* _GIVEN RECORDS_
-------------------------

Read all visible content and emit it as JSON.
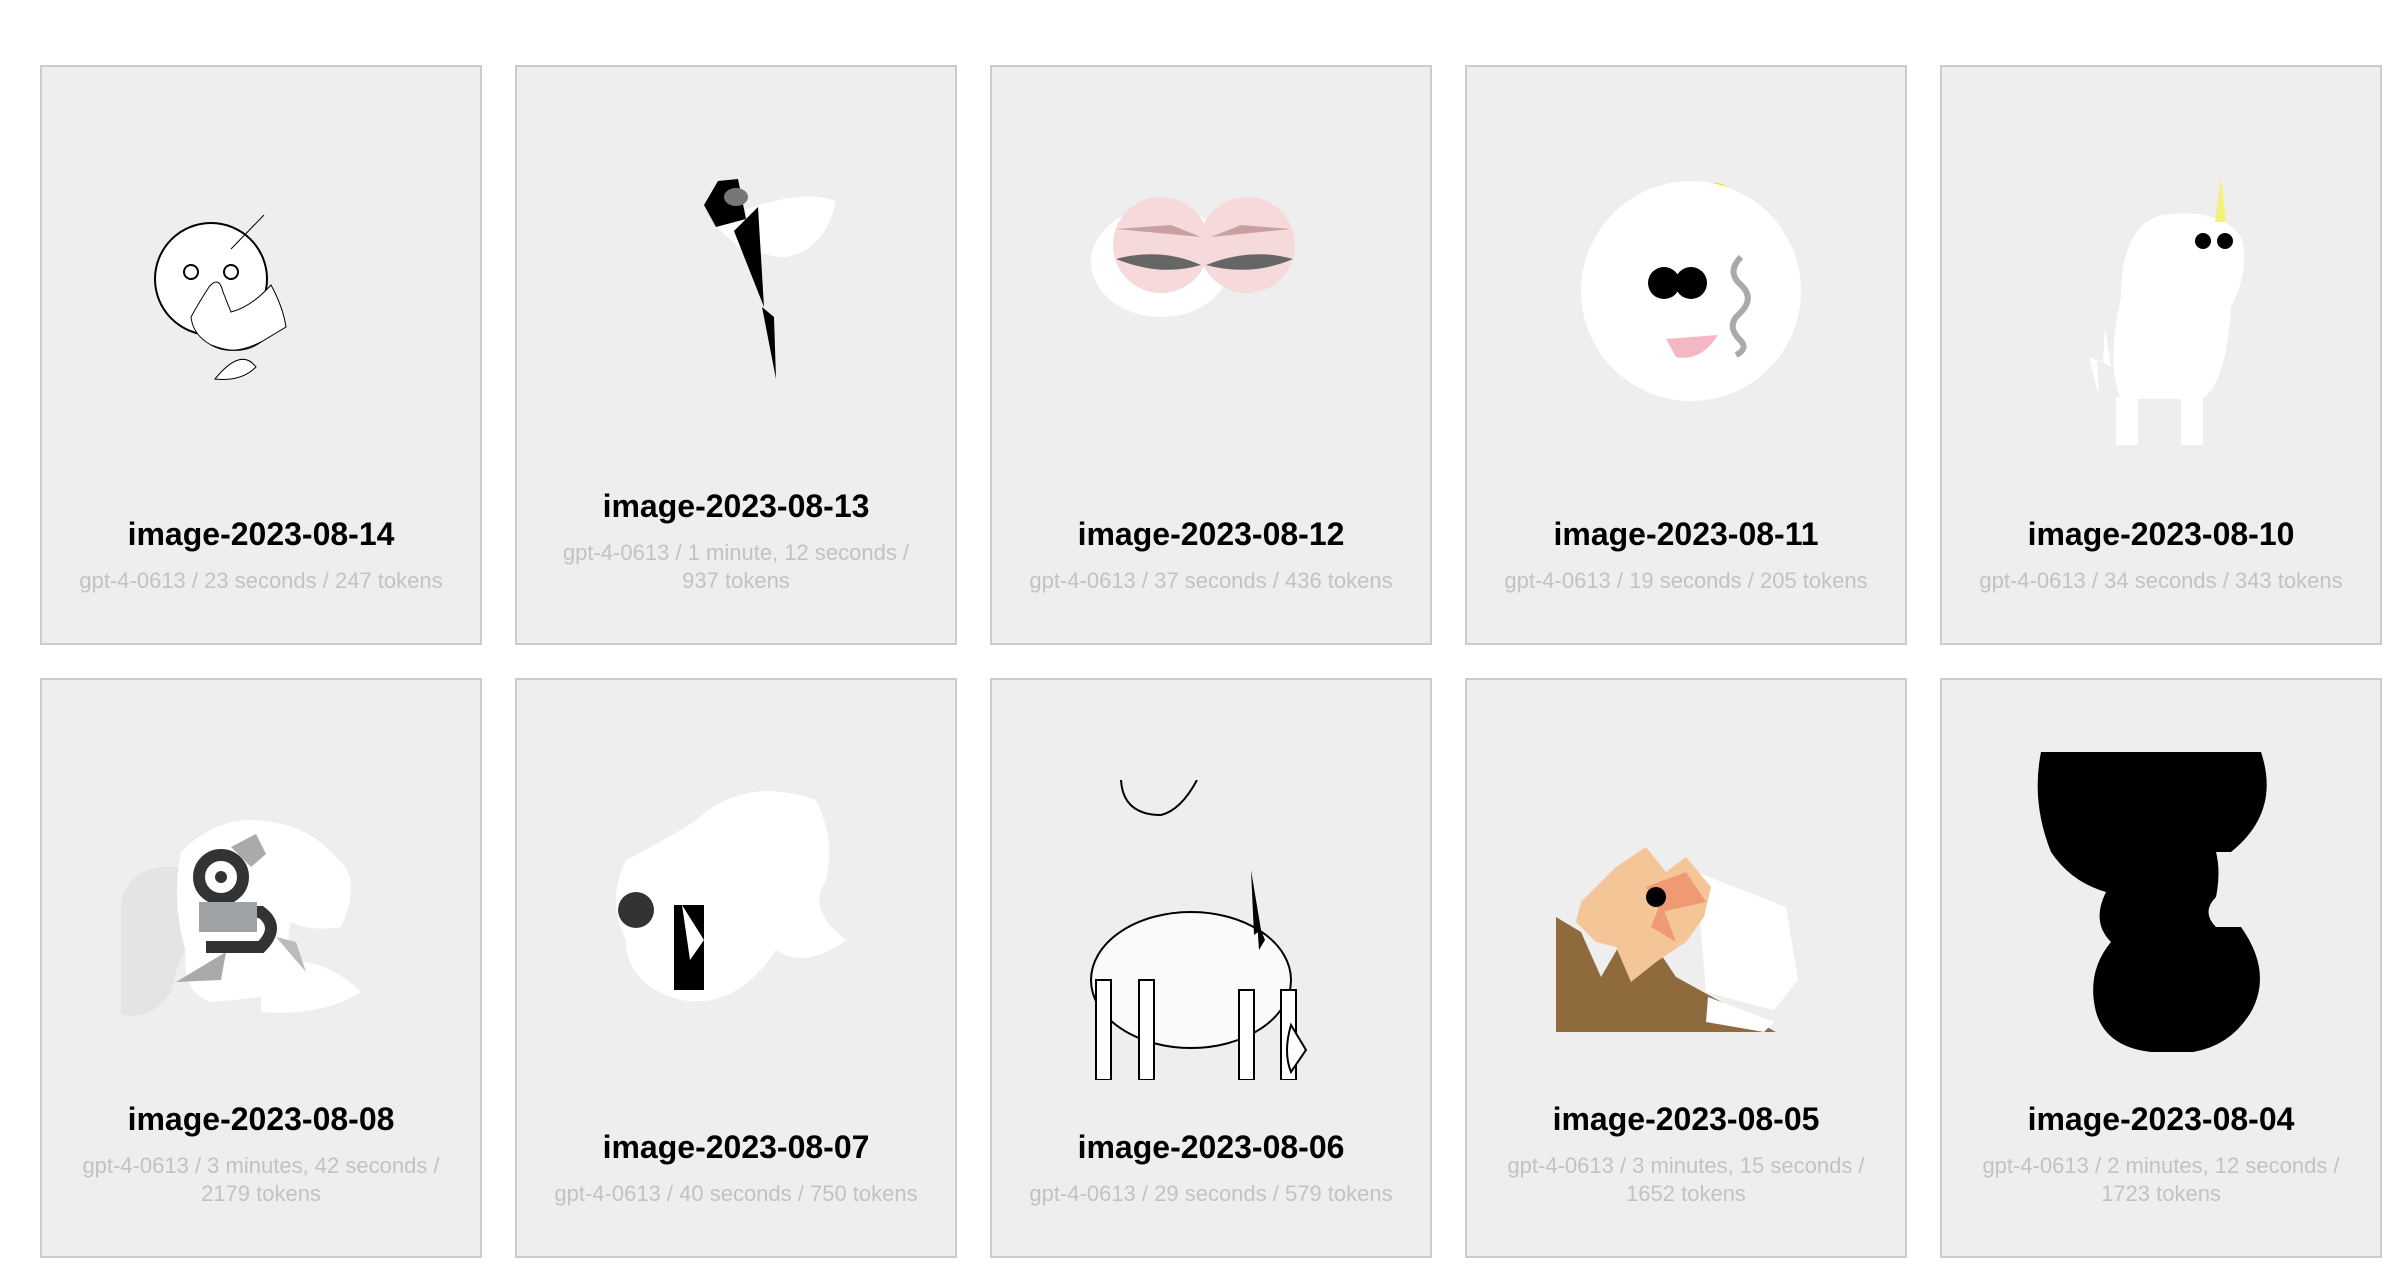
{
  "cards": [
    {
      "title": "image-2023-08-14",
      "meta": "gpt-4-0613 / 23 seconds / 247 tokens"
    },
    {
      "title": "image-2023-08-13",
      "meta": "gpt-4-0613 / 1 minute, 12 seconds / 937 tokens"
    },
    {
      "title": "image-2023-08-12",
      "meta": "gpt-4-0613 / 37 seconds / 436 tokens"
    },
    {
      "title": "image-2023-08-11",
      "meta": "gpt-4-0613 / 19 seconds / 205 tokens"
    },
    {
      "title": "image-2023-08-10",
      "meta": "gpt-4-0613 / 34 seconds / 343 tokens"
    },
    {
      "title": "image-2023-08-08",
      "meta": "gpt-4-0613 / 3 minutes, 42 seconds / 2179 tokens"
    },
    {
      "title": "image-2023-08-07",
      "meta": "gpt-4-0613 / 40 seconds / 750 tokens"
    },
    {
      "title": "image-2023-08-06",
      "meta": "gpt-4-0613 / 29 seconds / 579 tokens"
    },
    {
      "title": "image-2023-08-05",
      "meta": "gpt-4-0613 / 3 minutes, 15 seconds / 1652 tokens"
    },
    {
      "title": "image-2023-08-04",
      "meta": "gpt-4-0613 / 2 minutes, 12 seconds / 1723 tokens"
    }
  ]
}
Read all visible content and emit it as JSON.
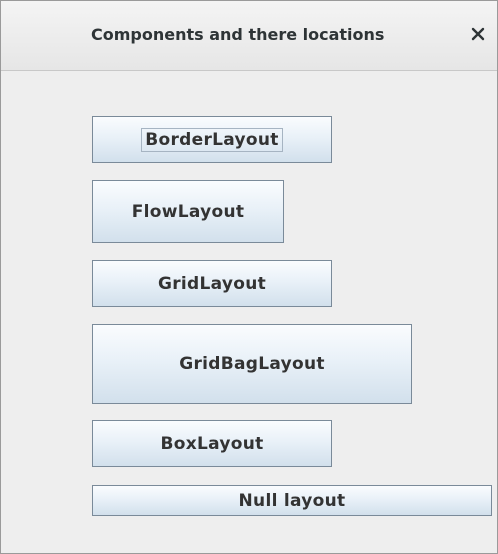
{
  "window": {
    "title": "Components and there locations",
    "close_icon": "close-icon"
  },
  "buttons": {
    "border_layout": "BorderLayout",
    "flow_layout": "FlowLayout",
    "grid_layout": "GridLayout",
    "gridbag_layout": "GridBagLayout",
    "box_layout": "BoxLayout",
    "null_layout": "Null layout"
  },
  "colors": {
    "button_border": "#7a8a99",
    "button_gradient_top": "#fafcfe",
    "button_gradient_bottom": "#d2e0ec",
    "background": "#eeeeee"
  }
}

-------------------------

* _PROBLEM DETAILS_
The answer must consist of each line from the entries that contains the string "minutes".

* _TASK RESPONSE_
      "meta": "gpt-4-0613 / 3 minutes, 42 seconds / 2179 tokens"
      "meta": "gpt-4-0613 / 3 minutes, 15 seconds / 1652 tokens"
      "meta": "gpt-4-0613 / 2 minutes, 12 seconds / 1723 tokens"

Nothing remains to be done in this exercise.